LG: Men are often socialized not to discuss — or even admit to themselves — their emotions. I’m not sure whether that describes your husband, but there are larger forces at play in the world around him relevant to this problem. Have you told your husband you’d like to hear more about his thoughts and emotions? That’s where you have to start — communicate to him that you want to know more about what he’s thinking and feeling. I suggest not blaming him, complaining about it, or framing it as a problem — some personalities are more comfortable processing emotions internally, rather than talking them out. Your husband may be perfectly happy not verbally dwelling on his, whereas you may be the opposite. Rather, explain why you want/need to have such conversations.
Do you feel shut out by his silence? Do you feel weak in comparison because it seems like nothing affects him? Do you feel you can’t make decisions that affect you both because you don’t know where he stands? Etc.
After that, though, there’s some grunt work you have to do. If you want to know — you have to ask. No one is going to open up proactively overnight. So make a point to ask lots of questions: How did you feel about that? Did it bother you when xyz happened? Why/why not? If he’s still resistant to sharing his thoughts and feelings this way, perhaps consider consulting a marriage counselor. They have methods and tools to guide couples into communicating better. Best of luck, you loquacious orchid.

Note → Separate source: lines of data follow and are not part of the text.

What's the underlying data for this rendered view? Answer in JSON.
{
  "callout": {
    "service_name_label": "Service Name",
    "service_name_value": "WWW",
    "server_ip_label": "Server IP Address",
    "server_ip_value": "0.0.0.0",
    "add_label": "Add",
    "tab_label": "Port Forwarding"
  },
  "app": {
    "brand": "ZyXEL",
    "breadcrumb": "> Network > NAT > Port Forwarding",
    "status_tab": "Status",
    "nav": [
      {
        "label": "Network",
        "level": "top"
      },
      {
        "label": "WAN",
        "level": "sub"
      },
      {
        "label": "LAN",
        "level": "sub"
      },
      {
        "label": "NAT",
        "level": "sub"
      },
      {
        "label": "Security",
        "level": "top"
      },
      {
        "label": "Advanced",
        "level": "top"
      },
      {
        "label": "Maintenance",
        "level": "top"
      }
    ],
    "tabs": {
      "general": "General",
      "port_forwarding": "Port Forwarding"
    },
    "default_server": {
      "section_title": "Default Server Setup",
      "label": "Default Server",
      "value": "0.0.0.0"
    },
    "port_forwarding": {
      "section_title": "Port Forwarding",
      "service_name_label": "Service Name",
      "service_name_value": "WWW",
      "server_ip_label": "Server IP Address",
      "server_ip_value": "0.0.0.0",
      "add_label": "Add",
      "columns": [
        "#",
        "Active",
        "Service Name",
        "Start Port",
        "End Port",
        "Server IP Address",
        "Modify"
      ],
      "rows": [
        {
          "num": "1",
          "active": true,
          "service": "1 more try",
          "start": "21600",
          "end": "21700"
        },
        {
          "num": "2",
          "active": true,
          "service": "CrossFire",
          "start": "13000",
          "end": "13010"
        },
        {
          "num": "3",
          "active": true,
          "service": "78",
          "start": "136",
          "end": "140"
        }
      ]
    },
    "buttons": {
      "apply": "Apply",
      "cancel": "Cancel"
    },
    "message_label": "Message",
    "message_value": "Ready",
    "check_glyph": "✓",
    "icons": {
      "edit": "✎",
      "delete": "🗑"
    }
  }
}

SK: As counter-productive as this might seem, you have to tell him how you feel about him not sharing his emotions. But walk into that conversation knowing two things. One, everyone has a different emotional bandwidth and may/may not like talking about each little thing in their lives; people cope in different ways, so it’s not fair to ask someone to share more if they are not comfortable about it. Two, you also need to factor in how much his ability to not converse/talk about details in his life affects you. If you feel shut out, distant, disrespected, then tell him how you feel without placing the blame on anyone. He has a right to his emotions, you have a right to yours! The point is not for him to be like you or you to be like him, but that at the end of the day, the both of you feel supported in the way you need to cope with life. If his emotional reticence makes you feel that he doesn’t have your back or you have no one to talk to you, that’s an important issue which you must think about it. Either way, it’s best to tell him how you feel about it without letting it drag on for days, weeks, months — I’m sure it must be emotionally draining for you too. Hoping it works out!